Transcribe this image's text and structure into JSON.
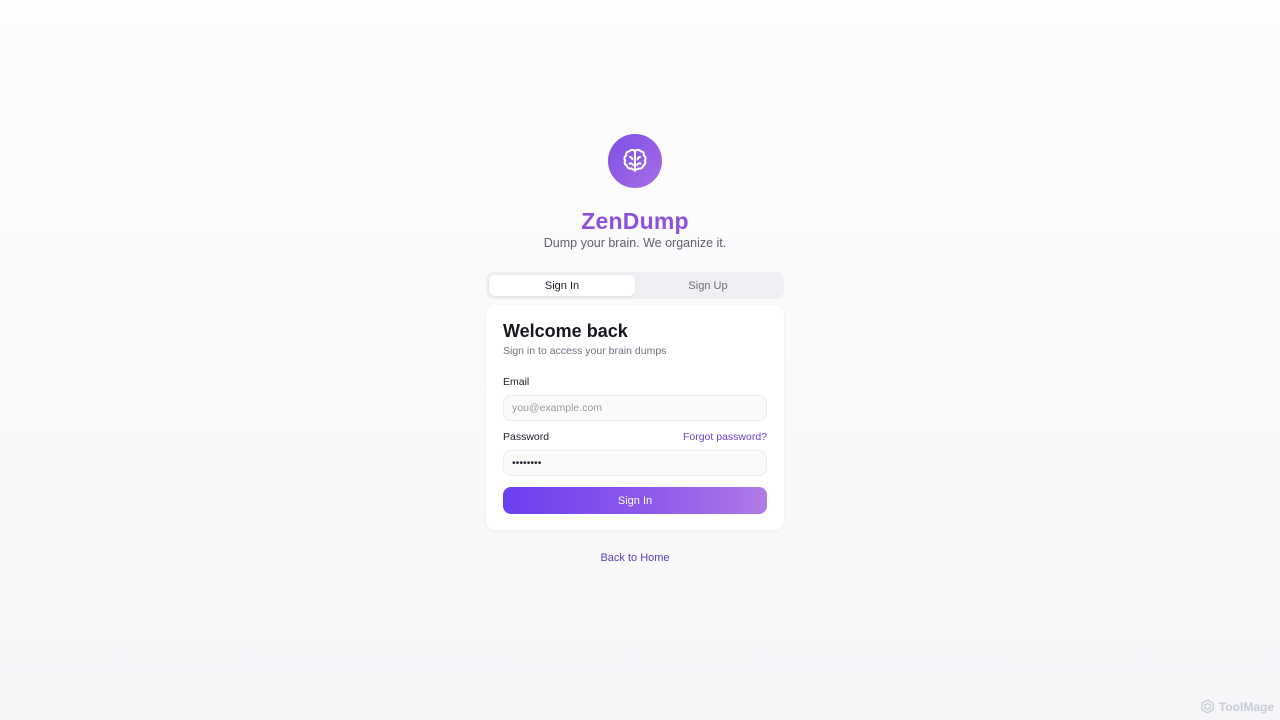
{
  "brand": {
    "name": "ZenDump",
    "tagline": "Dump your brain. We organize it.",
    "logo_icon": "brain-icon",
    "accent_color": "#8e4fd9"
  },
  "tabs": [
    {
      "label": "Sign In",
      "active": true
    },
    {
      "label": "Sign Up",
      "active": false
    }
  ],
  "card": {
    "title": "Welcome back",
    "subtitle": "Sign in to access your brain dumps"
  },
  "form": {
    "email_label": "Email",
    "email_placeholder": "you@example.com",
    "email_value": "",
    "password_label": "Password",
    "password_value": "••••••••",
    "forgot_label": "Forgot password?",
    "submit_label": "Sign In"
  },
  "back_link": "Back to Home",
  "watermark": {
    "text": "ToolMage",
    "icon": "hexagon-logo-icon"
  }
}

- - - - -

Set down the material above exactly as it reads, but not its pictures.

Transcribe this image's text and structure into JSON.
{
  "brand": {
    "name": "ZenDump",
    "tagline": "Dump your brain. We organize it.",
    "logo_icon": "brain-icon",
    "accent_color": "#8e4fd9"
  },
  "tabs": [
    {
      "label": "Sign In",
      "active": true
    },
    {
      "label": "Sign Up",
      "active": false
    }
  ],
  "card": {
    "title": "Welcome back",
    "subtitle": "Sign in to access your brain dumps"
  },
  "form": {
    "email_label": "Email",
    "email_placeholder": "you@example.com",
    "email_value": "",
    "password_label": "Password",
    "password_value": "••••••••",
    "forgot_label": "Forgot password?",
    "submit_label": "Sign In"
  },
  "back_link": "Back to Home",
  "watermark": {
    "text": "ToolMage",
    "icon": "hexagon-logo-icon"
  }
}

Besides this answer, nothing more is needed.